--- Your task ---
Print all the entries exactly.
---*---
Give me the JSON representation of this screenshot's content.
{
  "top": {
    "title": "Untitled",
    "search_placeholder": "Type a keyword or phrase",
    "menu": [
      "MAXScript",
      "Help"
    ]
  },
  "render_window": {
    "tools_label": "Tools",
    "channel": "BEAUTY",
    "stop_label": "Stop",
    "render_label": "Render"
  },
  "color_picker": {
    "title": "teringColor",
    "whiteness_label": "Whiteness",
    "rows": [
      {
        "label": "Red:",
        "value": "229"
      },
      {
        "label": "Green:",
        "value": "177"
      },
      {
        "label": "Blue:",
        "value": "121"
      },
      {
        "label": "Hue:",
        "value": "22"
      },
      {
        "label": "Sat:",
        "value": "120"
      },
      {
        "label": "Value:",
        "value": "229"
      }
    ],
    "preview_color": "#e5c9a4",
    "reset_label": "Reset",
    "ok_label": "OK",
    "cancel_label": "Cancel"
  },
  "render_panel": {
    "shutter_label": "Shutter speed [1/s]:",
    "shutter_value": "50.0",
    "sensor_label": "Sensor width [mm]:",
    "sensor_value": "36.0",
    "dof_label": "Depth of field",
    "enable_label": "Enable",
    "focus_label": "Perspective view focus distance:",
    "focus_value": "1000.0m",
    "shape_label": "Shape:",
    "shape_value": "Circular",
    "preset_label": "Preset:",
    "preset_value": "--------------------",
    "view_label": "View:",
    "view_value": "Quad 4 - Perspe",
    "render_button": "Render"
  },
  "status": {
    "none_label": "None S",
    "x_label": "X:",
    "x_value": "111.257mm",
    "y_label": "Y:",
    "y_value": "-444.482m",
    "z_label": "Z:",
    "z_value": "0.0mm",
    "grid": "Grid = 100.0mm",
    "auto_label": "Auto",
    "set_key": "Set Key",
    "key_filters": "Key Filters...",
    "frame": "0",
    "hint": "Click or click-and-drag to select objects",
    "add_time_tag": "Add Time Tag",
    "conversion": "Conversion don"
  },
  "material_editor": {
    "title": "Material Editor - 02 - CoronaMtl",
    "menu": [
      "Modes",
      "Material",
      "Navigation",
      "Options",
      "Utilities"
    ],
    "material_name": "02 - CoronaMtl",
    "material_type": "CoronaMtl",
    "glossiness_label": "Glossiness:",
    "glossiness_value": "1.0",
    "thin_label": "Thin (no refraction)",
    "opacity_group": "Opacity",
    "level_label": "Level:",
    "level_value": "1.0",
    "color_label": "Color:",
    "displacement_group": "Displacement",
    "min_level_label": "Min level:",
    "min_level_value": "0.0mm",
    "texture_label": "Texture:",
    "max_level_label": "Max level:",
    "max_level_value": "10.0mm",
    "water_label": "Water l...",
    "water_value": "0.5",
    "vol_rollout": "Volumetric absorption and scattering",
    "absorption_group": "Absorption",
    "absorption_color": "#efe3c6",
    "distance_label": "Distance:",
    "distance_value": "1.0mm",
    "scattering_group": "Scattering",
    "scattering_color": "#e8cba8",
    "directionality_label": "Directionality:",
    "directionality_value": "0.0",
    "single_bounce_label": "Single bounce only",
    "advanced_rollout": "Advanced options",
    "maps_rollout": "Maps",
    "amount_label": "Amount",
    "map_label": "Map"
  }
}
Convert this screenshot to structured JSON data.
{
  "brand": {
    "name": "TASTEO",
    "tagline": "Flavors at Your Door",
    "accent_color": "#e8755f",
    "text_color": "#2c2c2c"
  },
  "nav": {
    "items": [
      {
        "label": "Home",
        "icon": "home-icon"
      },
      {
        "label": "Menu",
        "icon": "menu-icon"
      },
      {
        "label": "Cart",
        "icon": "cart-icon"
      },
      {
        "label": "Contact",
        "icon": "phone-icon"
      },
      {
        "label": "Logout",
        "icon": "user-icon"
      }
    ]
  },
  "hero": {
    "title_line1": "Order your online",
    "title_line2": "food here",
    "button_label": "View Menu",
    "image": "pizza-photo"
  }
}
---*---
--- Response ---
Give me the JSON representation of this screenshot's content.
{
  "top": {
    "title": "Untitled",
    "search_placeholder": "Type a keyword or phrase",
    "menu": [
      "MAXScript",
      "Help"
    ]
  },
  "render_window": {
    "tools_label": "Tools",
    "channel": "BEAUTY",
    "stop_label": "Stop",
    "render_label": "Render"
  },
  "color_picker": {
    "title": "teringColor",
    "whiteness_label": "Whiteness",
    "rows": [
      {
        "label": "Red:",
        "value": "229"
      },
      {
        "label": "Green:",
        "value": "177"
      },
      {
        "label": "Blue:",
        "value": "121"
      },
      {
        "label": "Hue:",
        "value": "22"
      },
      {
        "label": "Sat:",
        "value": "120"
      },
      {
        "label": "Value:",
        "value": "229"
      }
    ],
    "preview_color": "#e5c9a4",
    "reset_label": "Reset",
    "ok_label": "OK",
    "cancel_label": "Cancel"
  },
  "render_panel": {
    "shutter_label": "Shutter speed [1/s]:",
    "shutter_value": "50.0",
    "sensor_label": "Sensor width [mm]:",
    "sensor_value": "36.0",
    "dof_label": "Depth of field",
    "enable_label": "Enable",
    "focus_label": "Perspective view focus distance:",
    "focus_value": "1000.0m",
    "shape_label": "Shape:",
    "shape_value": "Circular",
    "preset_label": "Preset:",
    "preset_value": "--------------------",
    "view_label": "View:",
    "view_value": "Quad 4 - Perspe",
    "render_button": "Render"
  },
  "status": {
    "none_label": "None S",
    "x_label": "X:",
    "x_value": "111.257mm",
    "y_label": "Y:",
    "y_value": "-444.482m",
    "z_label": "Z:",
    "z_value": "0.0mm",
    "grid": "Grid = 100.0mm",
    "auto_label": "Auto",
    "set_key": "Set Key",
    "key_filters": "Key Filters...",
    "frame": "0",
    "hint": "Click or click-and-drag to select objects",
    "add_time_tag": "Add Time Tag",
    "conversion": "Conversion don"
  },
  "material_editor": {
    "title": "Material Editor - 02 - CoronaMtl",
    "menu": [
      "Modes",
      "Material",
      "Navigation",
      "Options",
      "Utilities"
    ],
    "material_name": "02 - CoronaMtl",
    "material_type": "CoronaMtl",
    "glossiness_label": "Glossiness:",
    "glossiness_value": "1.0",
    "thin_label": "Thin (no refraction)",
    "opacity_group": "Opacity",
    "level_label": "Level:",
    "level_value": "1.0",
    "color_label": "Color:",
    "displacement_group": "Displacement",
    "min_level_label": "Min level:",
    "min_level_value": "0.0mm",
    "texture_label": "Texture:",
    "max_level_label": "Max level:",
    "max_level_value": "10.0mm",
    "water_label": "Water l...",
    "water_value": "0.5",
    "vol_rollout": "Volumetric absorption and scattering",
    "absorption_group": "Absorption",
    "absorption_color": "#efe3c6",
    "distance_label": "Distance:",
    "distance_value": "1.0mm",
    "scattering_group": "Scattering",
    "scattering_color": "#e8cba8",
    "directionality_label": "Directionality:",
    "directionality_value": "0.0",
    "single_bounce_label": "Single bounce only",
    "advanced_rollout": "Advanced options",
    "maps_rollout": "Maps",
    "amount_label": "Amount",
    "map_label": "Map"
  }
}
Convert this screenshot to structured JSON data.
{
  "brand": {
    "name": "TASTEO",
    "tagline": "Flavors at Your Door",
    "accent_color": "#e8755f",
    "text_color": "#2c2c2c"
  },
  "nav": {
    "items": [
      {
        "label": "Home",
        "icon": "home-icon"
      },
      {
        "label": "Menu",
        "icon": "menu-icon"
      },
      {
        "label": "Cart",
        "icon": "cart-icon"
      },
      {
        "label": "Contact",
        "icon": "phone-icon"
      },
      {
        "label": "Logout",
        "icon": "user-icon"
      }
    ]
  },
  "hero": {
    "title_line1": "Order your online",
    "title_line2": "food here",
    "button_label": "View Menu",
    "image": "pizza-photo"
  }
}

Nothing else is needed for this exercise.